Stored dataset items

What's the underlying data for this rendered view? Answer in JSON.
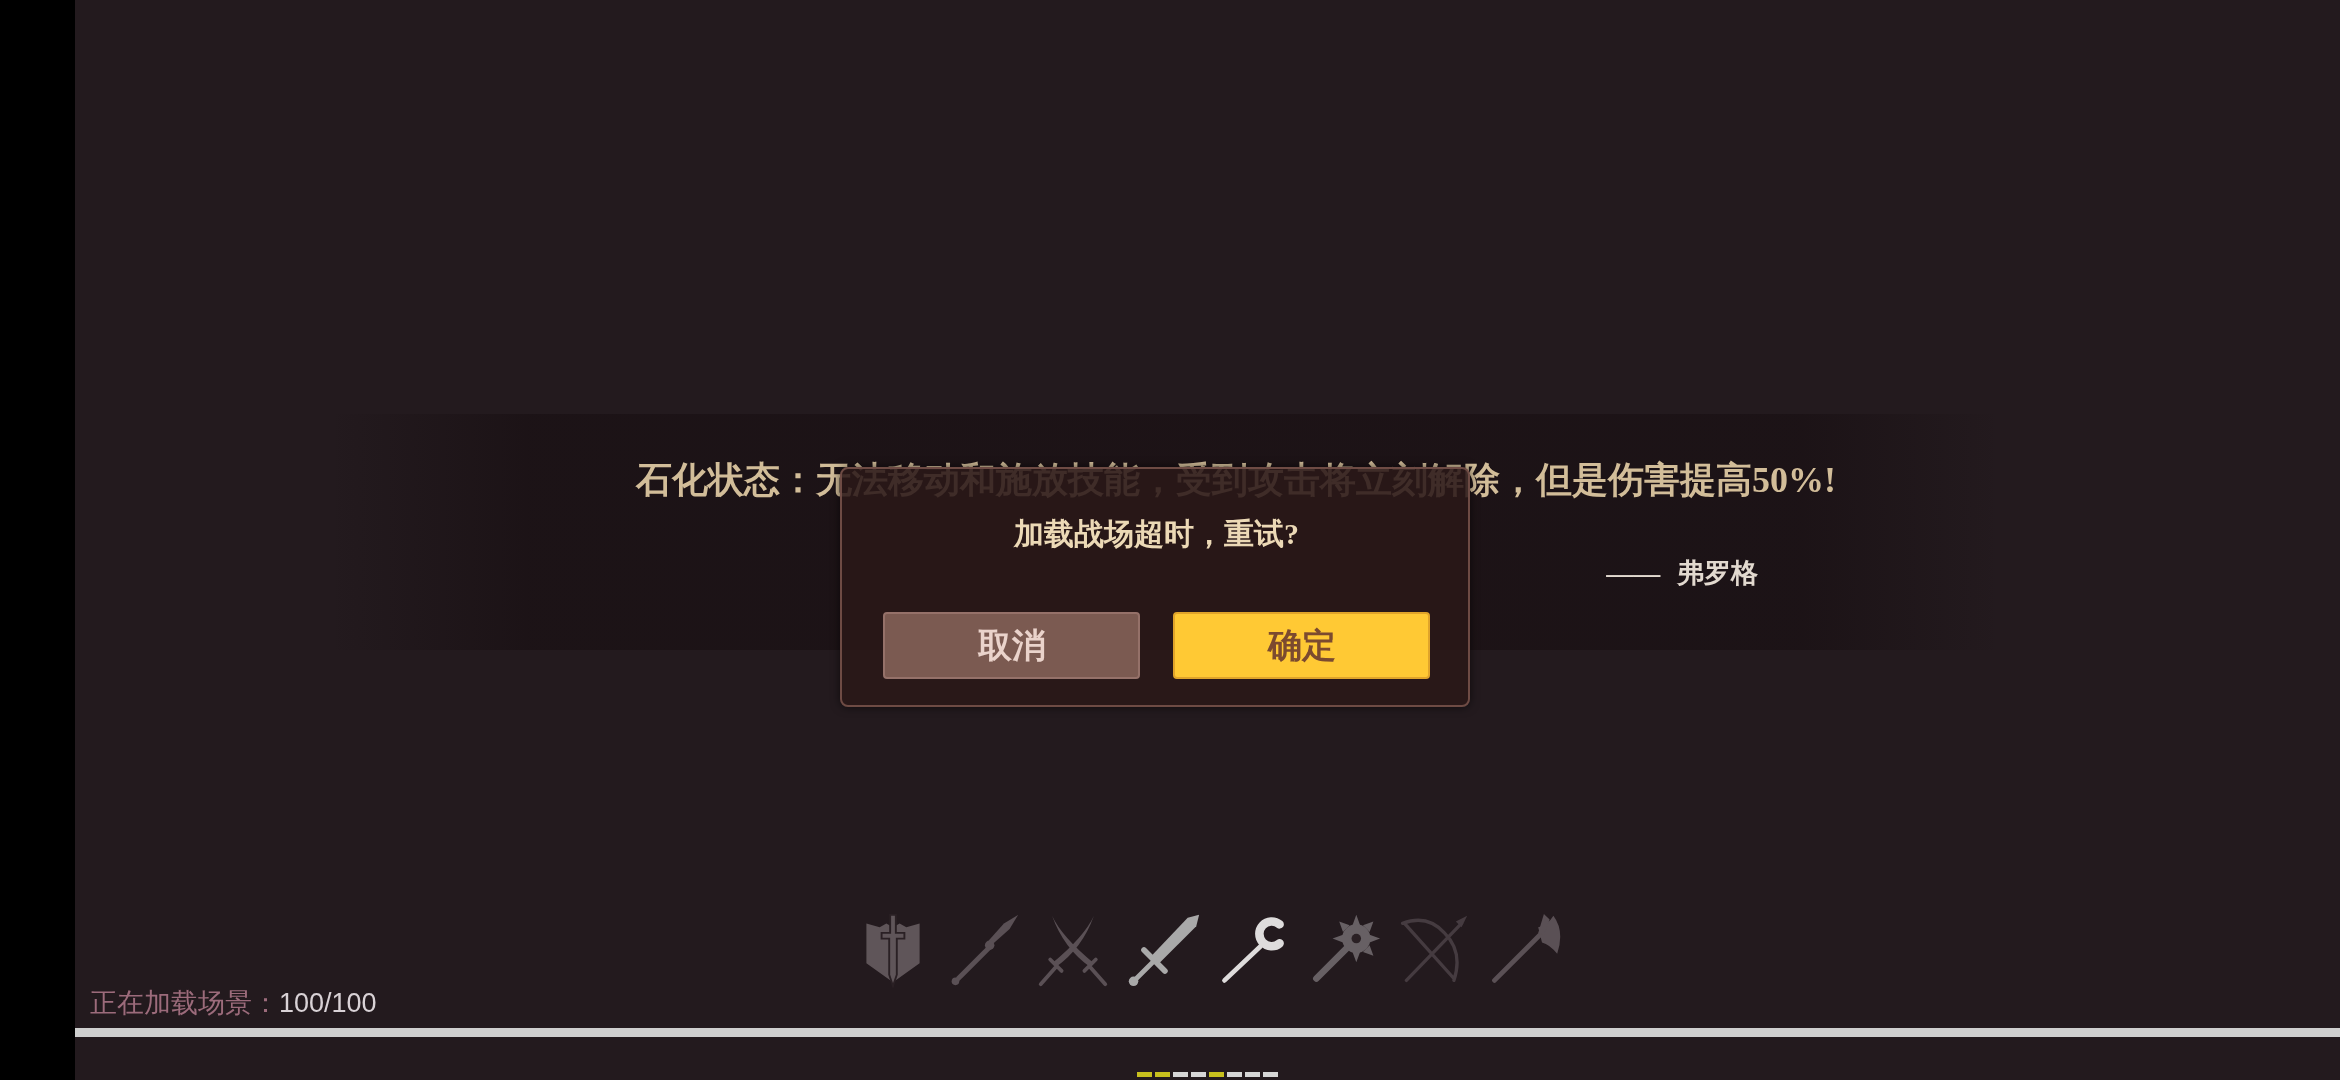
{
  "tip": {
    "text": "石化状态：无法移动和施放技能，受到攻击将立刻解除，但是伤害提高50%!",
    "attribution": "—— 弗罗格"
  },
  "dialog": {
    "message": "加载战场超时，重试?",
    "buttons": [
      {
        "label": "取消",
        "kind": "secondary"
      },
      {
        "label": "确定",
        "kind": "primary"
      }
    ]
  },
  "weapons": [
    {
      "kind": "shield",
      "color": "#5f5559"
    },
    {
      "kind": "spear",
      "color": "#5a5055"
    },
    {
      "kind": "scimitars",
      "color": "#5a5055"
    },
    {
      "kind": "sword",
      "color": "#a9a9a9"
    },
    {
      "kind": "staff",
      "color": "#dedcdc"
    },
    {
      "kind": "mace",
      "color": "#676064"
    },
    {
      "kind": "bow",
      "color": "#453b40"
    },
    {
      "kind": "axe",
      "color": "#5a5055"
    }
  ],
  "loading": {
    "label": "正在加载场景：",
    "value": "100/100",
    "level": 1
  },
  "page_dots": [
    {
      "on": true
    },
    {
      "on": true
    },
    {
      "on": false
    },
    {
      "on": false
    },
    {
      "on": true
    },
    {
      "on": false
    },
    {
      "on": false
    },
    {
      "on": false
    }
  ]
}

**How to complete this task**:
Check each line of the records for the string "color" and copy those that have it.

**Finished exercise**:
      "color": "#5f5559"
      "color": "#5a5055"
      "color": "#5a5055"
      "color": "#a9a9a9"
      "color": "#dedcdc"
      "color": "#676064"
      "color": "#453b40"
      "color": "#5a5055"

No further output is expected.